Your instructions: Below are the records; copy out every line that holds the word "JSON".

• • •

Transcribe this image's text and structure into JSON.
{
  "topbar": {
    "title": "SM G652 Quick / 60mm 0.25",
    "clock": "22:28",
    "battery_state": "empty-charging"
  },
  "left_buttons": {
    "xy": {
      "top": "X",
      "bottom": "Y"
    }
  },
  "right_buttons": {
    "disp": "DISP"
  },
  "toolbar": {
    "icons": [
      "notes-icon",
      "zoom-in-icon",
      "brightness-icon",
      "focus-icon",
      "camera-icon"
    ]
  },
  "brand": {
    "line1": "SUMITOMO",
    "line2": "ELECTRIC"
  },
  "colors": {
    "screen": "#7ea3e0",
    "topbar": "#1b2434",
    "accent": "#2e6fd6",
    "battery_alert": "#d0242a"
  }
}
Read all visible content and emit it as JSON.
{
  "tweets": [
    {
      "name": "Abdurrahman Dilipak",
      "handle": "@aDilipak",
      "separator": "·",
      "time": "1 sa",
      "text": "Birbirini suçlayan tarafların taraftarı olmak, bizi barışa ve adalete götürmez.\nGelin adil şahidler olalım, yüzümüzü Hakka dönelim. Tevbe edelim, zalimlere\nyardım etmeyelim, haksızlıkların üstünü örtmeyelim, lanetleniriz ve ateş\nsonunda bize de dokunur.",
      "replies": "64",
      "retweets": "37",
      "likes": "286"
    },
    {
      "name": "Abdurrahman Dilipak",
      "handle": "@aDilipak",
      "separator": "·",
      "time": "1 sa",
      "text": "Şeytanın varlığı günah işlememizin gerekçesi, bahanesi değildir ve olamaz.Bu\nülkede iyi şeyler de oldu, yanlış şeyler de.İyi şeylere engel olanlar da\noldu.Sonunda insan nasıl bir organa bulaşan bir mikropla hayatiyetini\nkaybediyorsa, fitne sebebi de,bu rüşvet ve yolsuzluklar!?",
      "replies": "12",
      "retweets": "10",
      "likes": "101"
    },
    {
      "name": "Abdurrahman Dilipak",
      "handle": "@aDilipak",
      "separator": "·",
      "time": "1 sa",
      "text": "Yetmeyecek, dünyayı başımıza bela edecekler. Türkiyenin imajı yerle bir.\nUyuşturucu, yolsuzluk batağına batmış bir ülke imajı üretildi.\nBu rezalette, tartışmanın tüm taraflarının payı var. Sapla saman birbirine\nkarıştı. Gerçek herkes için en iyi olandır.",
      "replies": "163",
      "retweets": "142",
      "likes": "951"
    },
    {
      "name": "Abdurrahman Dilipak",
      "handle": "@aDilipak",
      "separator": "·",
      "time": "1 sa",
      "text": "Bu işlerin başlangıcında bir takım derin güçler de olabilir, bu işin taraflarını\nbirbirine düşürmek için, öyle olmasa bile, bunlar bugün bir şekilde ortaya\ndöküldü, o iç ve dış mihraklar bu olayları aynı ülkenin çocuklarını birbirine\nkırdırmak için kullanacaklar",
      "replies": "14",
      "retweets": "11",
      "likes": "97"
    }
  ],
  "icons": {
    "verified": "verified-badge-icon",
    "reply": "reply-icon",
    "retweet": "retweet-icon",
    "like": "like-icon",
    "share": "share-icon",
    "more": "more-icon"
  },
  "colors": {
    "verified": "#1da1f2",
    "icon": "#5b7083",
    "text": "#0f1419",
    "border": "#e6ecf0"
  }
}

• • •

Task result:
Transcribe this image's text and structure into JSON.
Read all visible content and emit it as JSON.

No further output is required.